Home Science Updates Scientists find new way of ‘chopping’ proteins chemically, mimicking a natural oddity

A team of researchers from the Rosalind Franklin Institute and Oxford University has discovered, using cheaply available reagents, a novel and simple way of breaking down proteins by targeting a particular chemical bond. The new method appears to mimic an unusual process that takes place in nature and opens up a host of potential opportunities and applications in biology – including the development of therapeutics for disease that target unwanted or damaged proteins.

In chemistry, as in nature, proteins tend to be broken down in the same way: by cleaving a particular bond – a carbon-nitrogen bond known as the peptidic bond – in the molecule’s amino acid ‘backbone’.

Whether through natural enzymes or chemical methods, this process enables a number of important functions, from human digestion to the detailed study of proteins in the laboratory.

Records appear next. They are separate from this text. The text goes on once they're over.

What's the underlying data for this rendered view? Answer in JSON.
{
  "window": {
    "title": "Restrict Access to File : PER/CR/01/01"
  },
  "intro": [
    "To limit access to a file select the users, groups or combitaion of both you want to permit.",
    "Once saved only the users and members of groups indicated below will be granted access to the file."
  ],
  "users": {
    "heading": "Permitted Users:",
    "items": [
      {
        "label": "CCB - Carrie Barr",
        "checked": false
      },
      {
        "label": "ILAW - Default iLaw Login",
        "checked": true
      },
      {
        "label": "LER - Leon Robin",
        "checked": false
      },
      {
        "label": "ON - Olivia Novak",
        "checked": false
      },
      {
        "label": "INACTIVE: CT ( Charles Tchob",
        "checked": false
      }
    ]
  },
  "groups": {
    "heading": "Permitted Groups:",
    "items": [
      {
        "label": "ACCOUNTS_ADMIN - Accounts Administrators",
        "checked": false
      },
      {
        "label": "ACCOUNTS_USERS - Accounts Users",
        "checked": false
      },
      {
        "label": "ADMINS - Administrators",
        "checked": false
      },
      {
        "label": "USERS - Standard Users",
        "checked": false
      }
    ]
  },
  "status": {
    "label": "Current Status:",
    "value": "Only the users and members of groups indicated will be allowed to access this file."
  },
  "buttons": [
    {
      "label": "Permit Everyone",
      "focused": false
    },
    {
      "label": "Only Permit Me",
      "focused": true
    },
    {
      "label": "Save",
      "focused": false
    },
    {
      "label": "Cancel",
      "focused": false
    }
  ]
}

Now, researchers at the Rosalind Franklin Institute and Oxford University have developed a new chemical method of cleaving proteins that uses a boron-based reagent in combination with the addition of an amino acid called dehydroalanine to break the neighbouring nitrogen-carbon bond.

Breaking this nitrogen-carbon bond can also take place in nature, but not often, and mostly for unusual purposes including the production of rare peptides – short chains of amino acids smaller than proteins. These peptides range from those with beneficial effects, such as the peptide-hormone oxytocin, which stimulates contractions during childbirth, to snake venom and other toxins. The research team is keen to explore the open biological question of how nature is able to produce these highly potent peptides in tiny quantities, and whether that process could be replicated in the lab for human benefit.

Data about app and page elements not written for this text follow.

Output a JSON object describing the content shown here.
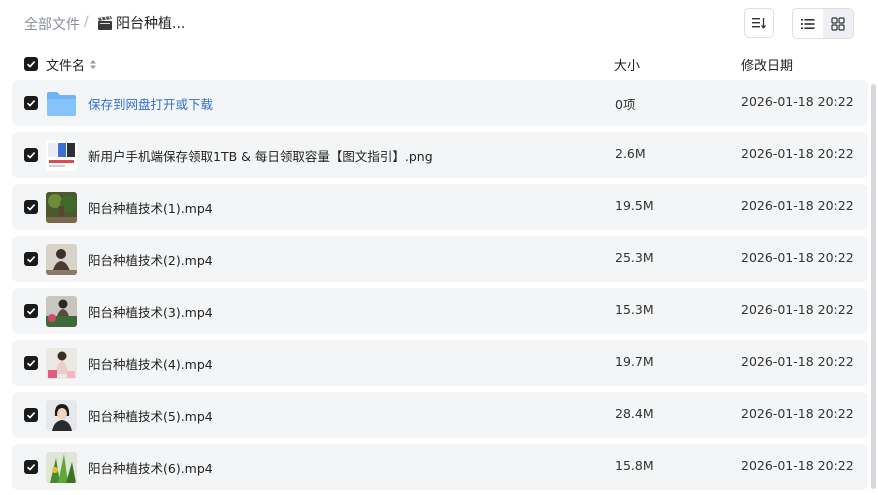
{
  "breadcrumb": {
    "root": "全部文件",
    "separator": "/",
    "current": "阳台种植..."
  },
  "columns": {
    "name": "文件名",
    "size": "大小",
    "date": "修改日期"
  },
  "files": [
    {
      "name": "保存到网盘打开或下载",
      "size": "0项",
      "date": "2026-01-18 20:22",
      "type": "folder"
    },
    {
      "name": "新用户手机端保存领取1TB & 每日领取容量【图文指引】.png",
      "size": "2.6M",
      "date": "2026-01-18 20:22",
      "type": "image"
    },
    {
      "name": "阳台种植技术(1).mp4",
      "size": "19.5M",
      "date": "2026-01-18 20:22",
      "type": "video"
    },
    {
      "name": "阳台种植技术(2).mp4",
      "size": "25.3M",
      "date": "2026-01-18 20:22",
      "type": "video"
    },
    {
      "name": "阳台种植技术(3).mp4",
      "size": "15.3M",
      "date": "2026-01-18 20:22",
      "type": "video"
    },
    {
      "name": "阳台种植技术(4).mp4",
      "size": "19.7M",
      "date": "2026-01-18 20:22",
      "type": "video"
    },
    {
      "name": "阳台种植技术(5).mp4",
      "size": "28.4M",
      "date": "2026-01-18 20:22",
      "type": "video"
    },
    {
      "name": "阳台种植技术(6).mp4",
      "size": "15.8M",
      "date": "2026-01-18 20:22",
      "type": "video"
    }
  ],
  "colors": {
    "accent_link": "#2f6fd3",
    "row_bg": "#f4f5f6",
    "folder": "#6fb3f5"
  }
}
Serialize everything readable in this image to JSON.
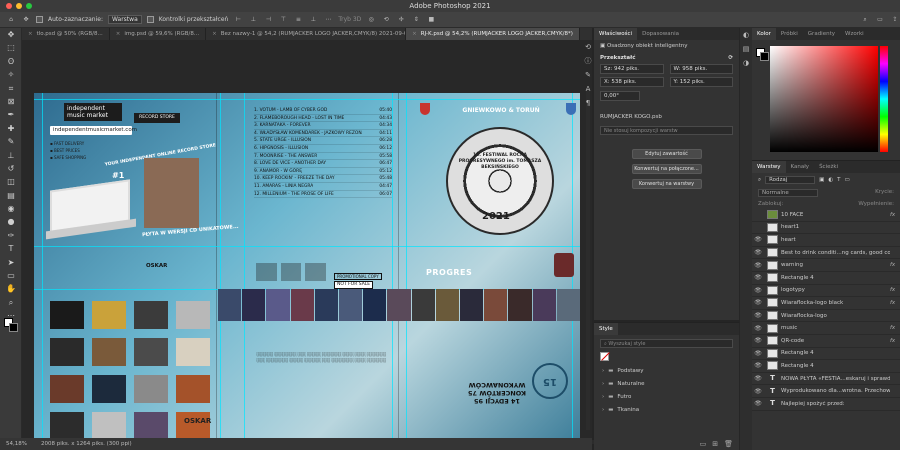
{
  "window": {
    "title": "Adobe Photoshop 2021",
    "traffic_colors": [
      "#ff5f57",
      "#febc2e",
      "#28c840"
    ]
  },
  "options": {
    "auto_select_label": "Auto-zaznaczanie:",
    "auto_select_value": "Warstwa",
    "transform_controls_label": "Kontrolki przekształceń",
    "mode_3d": "Tryb 3D"
  },
  "doc_tabs": [
    {
      "label": "tlo.psd @ 50% (RGB/8...",
      "active": false
    },
    {
      "label": "img.psd @ 59,6% (RGB/8...",
      "active": false
    },
    {
      "label": "Bez nazwy-1 @ 54,2 (RUMJACKER LOGO JACKER,CMYK/8) 2021-09-08 10-27-49,RGB/8#)...",
      "active": false
    },
    {
      "label": "RJ-K.psd @ 54,2% (RUMJACKER LOGO JACKER,CMYK/8*)",
      "active": true
    }
  ],
  "tools": [
    "move-icon",
    "marquee-icon",
    "lasso-icon",
    "quick-select-icon",
    "crop-icon",
    "frame-icon",
    "eyedropper-icon",
    "healing-icon",
    "brush-icon",
    "stamp-icon",
    "history-brush-icon",
    "eraser-icon",
    "gradient-icon",
    "blur-icon",
    "dodge-icon",
    "pen-icon",
    "type-icon",
    "path-select-icon",
    "rectangle-icon",
    "hand-icon",
    "zoom-icon",
    "more-icon"
  ],
  "artwork": {
    "logo": "independent music market",
    "url": "independentmusicmarket.com",
    "features": [
      "FAST DELIVERY",
      "BEST PRICES",
      "SAFE SHOPPING"
    ],
    "store_text": "YOUR INDEPENDENT ONLINE RECORD STORE",
    "hashtag": "#1",
    "store_badge": "RECORD STORE",
    "cd_promo": "PŁYTA W WERSJI CD UNIKATOWE...",
    "sponsor": "OSKAR",
    "tracks": [
      {
        "t": "1. VOTUM - LAMB OF CYBER GOD",
        "d": "05:40"
      },
      {
        "t": "2. FLAMEBOROUGH HEAD - LOST IN TIME",
        "d": "04:43"
      },
      {
        "t": "3. KARNATAKA - FOREVER",
        "d": "04:34"
      },
      {
        "t": "4. WŁADYSŁAW KOMENDAREK - JAZKOWY REZONANS",
        "d": "04:11"
      },
      {
        "t": "5. STATE URGE - ILLUSION",
        "d": "06:28"
      },
      {
        "t": "6. HIPGNOSIS - ILLUSION",
        "d": "06:12"
      },
      {
        "t": "7. MOONRISE - THE ANSWER",
        "d": "05:58"
      },
      {
        "t": "8. LOVE DE VICE - ANOTHER DAY",
        "d": "06:47"
      },
      {
        "t": "9. ANAMOR - W GÓRĘ",
        "d": "05:12"
      },
      {
        "t": "10. KEEP ROCKIN' - FREEZE THE DAY",
        "d": "05:48"
      },
      {
        "t": "11. AMARAS - LINIA NEGRA",
        "d": "04:47"
      },
      {
        "t": "12. MILLENIUM - THE PROSE OF LIFE",
        "d": "06:07"
      }
    ],
    "promo_copy": "PROMOTIONAL COPY",
    "not_for_sale": "NOT FOR SALE",
    "city": "GNIEWKOWO & TORUŃ",
    "vinyl_text": "15. FESTIWAL ROCKA PROGRESYWNEGO im. TOMASZA BEKSIŃSKIEGO",
    "year": "2021",
    "progres": "PROGRES",
    "oskar_back": "OSKAR",
    "upside_title": "14 EDYCJI 95 KONCERTÓW 75 WYKONAWCÓW",
    "seal": "15"
  },
  "thumb_colors": [
    "#1a1a1a",
    "#caa23a",
    "#3b3b3b",
    "#b8b8b8",
    "#2a2a2a",
    "#7a5a3a",
    "#4b4b4b",
    "#d8d0c0",
    "#6a3a2a",
    "#1c2a3c",
    "#8a8a8a",
    "#a4522a",
    "#2c2c2c",
    "#c0c0c0",
    "#5a4a6a",
    "#b85a2a"
  ],
  "strip_colors": [
    "#3a4a6a",
    "#2b2b4b",
    "#5a5a8a",
    "#6a3a4a",
    "#2a3a5a",
    "#4a5a7a",
    "#1c2c4c",
    "#5a4a5a",
    "#3a3a3a",
    "#6a5a3a",
    "#2a2a3a",
    "#7a4a3a",
    "#3a2a2a",
    "#4a3a5a",
    "#5a6a7a"
  ],
  "status": {
    "zoom": "54,18%",
    "size": "2008 piks. x 1264 piks. (300 ppi)"
  },
  "properties": {
    "tab_active": "Właściwości",
    "tab_other": "Dopasowania",
    "object_type": "Osadzony obiekt inteligentny",
    "transform": "Przekształć",
    "w_label": "Sz: 942 piks.",
    "h_label": "W: 958 piks.",
    "x_label": "X: 538 piks.",
    "y_label": "Y: 152 piks.",
    "angle": "0,00°",
    "file": "RUMJACKER KOGO.psb",
    "comp_placeholder": "Nie stosuj kompozycji warstw",
    "btn_edit": "Edytuj zawartość",
    "btn_convert_linked": "Konwertuj na połączone...",
    "btn_convert_layers": "Konwertuj na warstwy"
  },
  "styles": {
    "title": "Style",
    "search_placeholder": "Wyszukaj style",
    "folders": [
      "Podstawy",
      "Naturalne",
      "Futro",
      "Tkanina"
    ]
  },
  "color": {
    "tab_active": "Kolor",
    "tabs": [
      "Próbki",
      "Gradienty",
      "Wzorki"
    ]
  },
  "layers": {
    "tab_active": "Warstwy",
    "tabs": [
      "Kanały",
      "Ścieżki"
    ],
    "filter": "Rodzaj",
    "blend": "Normalne",
    "opacity_label": "Krycie:",
    "lock_label": "Zablokuj:",
    "fill_label": "Wypełnienie:",
    "items": [
      {
        "name": "10 FACE",
        "thumb": "green",
        "fx": true,
        "eye": false,
        "selected": false
      },
      {
        "name": "heart1",
        "thumb": "light",
        "fx": false,
        "eye": false,
        "selected": false
      },
      {
        "name": "heart",
        "thumb": "light",
        "fx": false,
        "eye": true,
        "selected": false
      },
      {
        "name": "Best to drink conditi...ng cards,  good comp",
        "thumb": "light",
        "fx": false,
        "eye": true,
        "selected": false
      },
      {
        "name": "warning",
        "thumb": "light",
        "fx": true,
        "eye": true,
        "selected": false
      },
      {
        "name": "Rectangle 4",
        "thumb": "light",
        "fx": false,
        "eye": true,
        "selected": false
      },
      {
        "name": "logotypy",
        "thumb": "light",
        "fx": true,
        "eye": true,
        "selected": false
      },
      {
        "name": "Wiaraflocka-logo black",
        "thumb": "light",
        "fx": true,
        "eye": true,
        "selected": false
      },
      {
        "name": "Wiaraflocka-logo",
        "thumb": "light",
        "fx": false,
        "eye": true,
        "selected": false
      },
      {
        "name": "music",
        "thumb": "light",
        "fx": true,
        "eye": true,
        "selected": false
      },
      {
        "name": "QR-code",
        "thumb": "light",
        "fx": true,
        "eye": true,
        "selected": false
      },
      {
        "name": "Rectangle 4",
        "thumb": "light",
        "fx": false,
        "eye": true,
        "selected": false
      },
      {
        "name": "Rectangle 4",
        "thumb": "light",
        "fx": false,
        "eye": true,
        "selected": false
      },
      {
        "name": "NOWA PŁYTA «FESTIA...eskaruj i sprawdź",
        "thumb": "type",
        "fx": false,
        "eye": true,
        "selected": false
      },
      {
        "name": "Wyprodukowano dla...wrotna. Przechowe",
        "thumb": "type",
        "fx": false,
        "eye": true,
        "selected": false
      },
      {
        "name": "Najlepiej spożyć przed:",
        "thumb": "type",
        "fx": false,
        "eye": true,
        "selected": false
      }
    ]
  }
}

Reductively initiated cleavage at dehydroalanine (Dha) tags. This direct-to-tag design allows a rare C-Z-type cleavage.


The new cleavage technique – a first using chemical methods – thus opens up a host of biological opportunities and could even, in theory, be used in disease therapeutics by destroying unwanted proteins or inhibiting their activities.

Professor Ben Davis of the Rosalind Franklin Institute, one of the study’s senior authors, said: ‘When you look at an amino acid residue, there are three places where you can “chop” along the backbone. Pretty much all enzymatic and chemical techniques involve cleaving the carbon-nitrogen bond, which is sometimes referred to as the peptidic bond.

‘What we’ve done is find a way of chopping the next one along: the nitrogen-carbon bond. And instead of producing a carboxylic acid, this method produces an amide molecule.

‘Nature does this in a nifty way to make chemical messengers called neuropeptides, or toxins, or venoms, where for various possible reasons it seems important to use an amide rather than a carboxylic acid. So our chemical technique looks like it’s partially biomimetic of that enzyme-catalysed process.’

To test the potential biological applications of the technique, the research team used it to generate an active neuropeptide within the contents of a cell. They also demonstrated the disruption of the signalling, or communication, system of a common protein called ubiquitin that is implicated in the development of diseases including cancers.

Professor Davis added: ‘This cleavage reaction has an intriguing mechanism and I hope it can provoke lots of thought about what it could be used to do. It’s another example of seemingly esoteric in-cell chemistry, or chemistry applied to proteins, that might in fact drive new and diverse applications in biology.’

The work was led by then-PhD student Dr Tim Mollner, from Oxford University’s Department of Chemistry, in collaboration with group leaders Professor Davis and Professor Shabaz Mohammed (Rosalind Franklin Institute) and Professor Daniel Anthony (Department of Pharmacology, Oxford University).

Related publication

Mollner et al. - Reductive site-selective atypical C,Z-type/N2-C2 cleavage allows C-terminal protein amidation - Science Advances (2002)

Rosalind Franklin Institute